As we walked along the fenceline that encases the graveyard, we heard meowing, and a little calico cat with golden eyes sauntered out of the undergrowth. She was the friendliest cat I've ever met, and she immediately rolled on her back so we could scratch her belly. She was a little skinny, but her coat was glossy, so we assumed she belonged to one of the closest neighbors to the woods. Husband and I forged through the dense weeds and bushes in search of black raspberries, and the little cat followed us for an hour or more, picking her way gingerly around stickers and tall grass.
She followed us back to the truck, and I gave her a small bowl of water, which she eventually lapped up. I hated to leave her, but I hoped she really did belong to someone close by.

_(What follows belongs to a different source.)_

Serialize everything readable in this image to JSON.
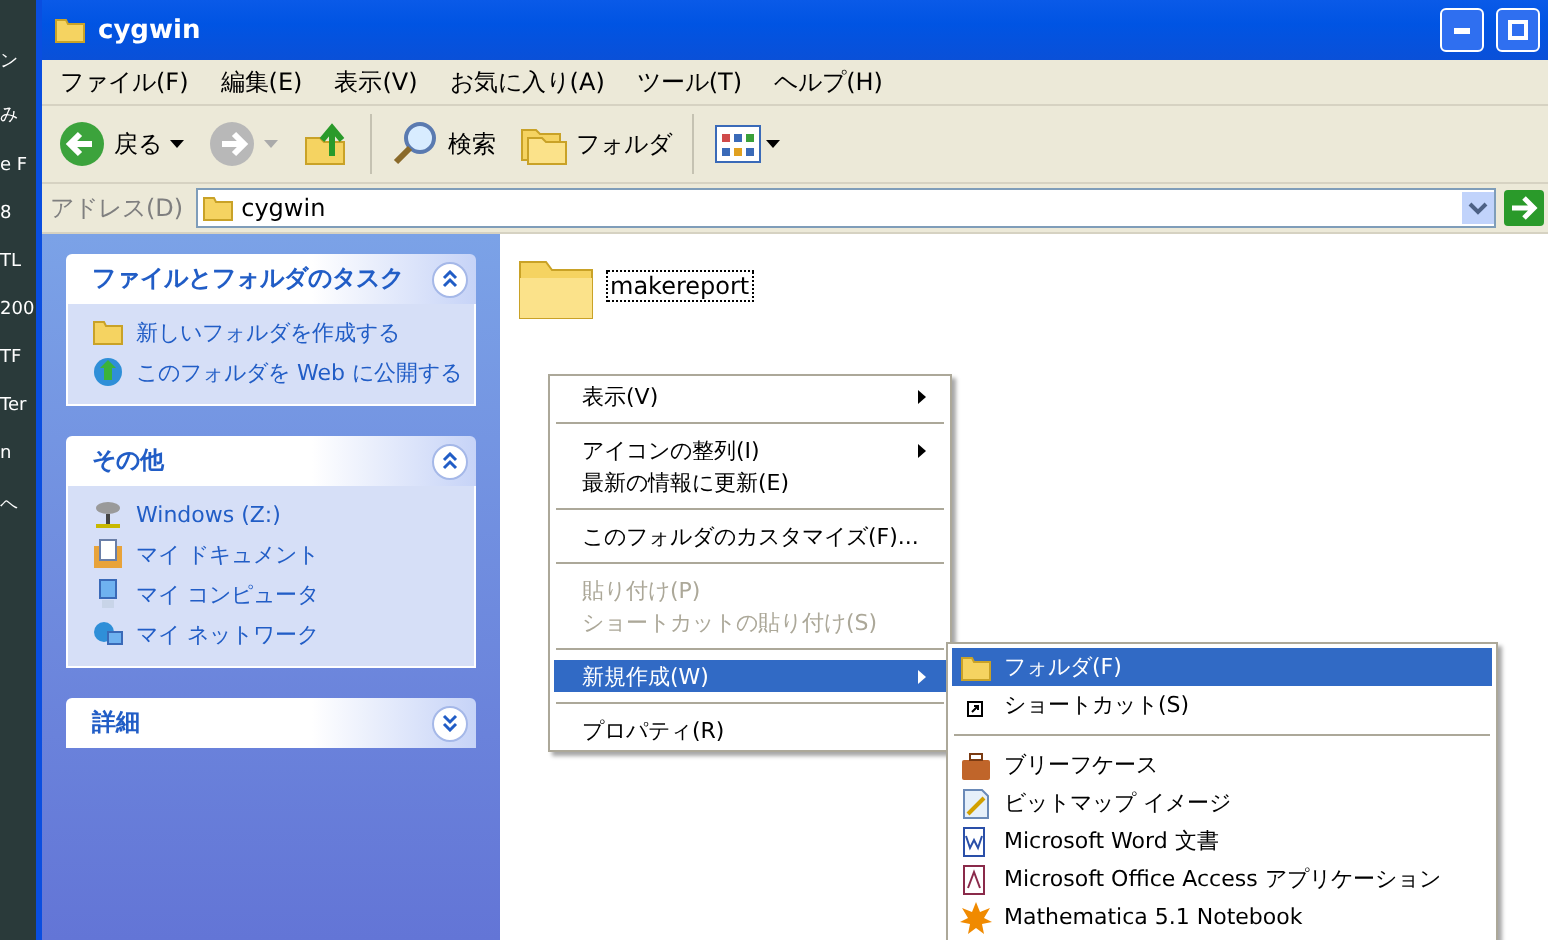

The next morning, however, I got a phone call from my dad. It began as many conversations with my parents begin, a preface to some crazy thing they'd gotten themselves into, "Well, you'll never guess what we did..." My dad has a wonderfully soft heart when it comes to animals. I've never seen him be cruel to any living creature, and he never turned away the various animals that were dumped off at our old farmhouse (a common occurrence in the country).
He told me that he was thinking about that little cat all night long. He finally decided he just couldn't believe the cat belonged to someone, appearing in the woods all alone. Late that night he had told mom that he thought they should return and look for the cat. They almost went that night, but they doubted the cat would be found in pitch black, so they ventured out bright and early the next morning, skipping church to look for the lost little soul. And they found her, exactly where we'd left her the day before. They brought her home (into their house, an unusual occurrence given the cat allergy of their daughter *cough* me *cough*) and gave her food and water and many cuddles. Then they found a good home for her, with a neighbor just down the road. My parents already have nine outside cats, and they didn't want the dominant male to reject her, risking her running away.
So she has a new home and my dad can sleep easy and I can remember why my parents are really, truly wonderful people. He suggested naming her "Raspberry."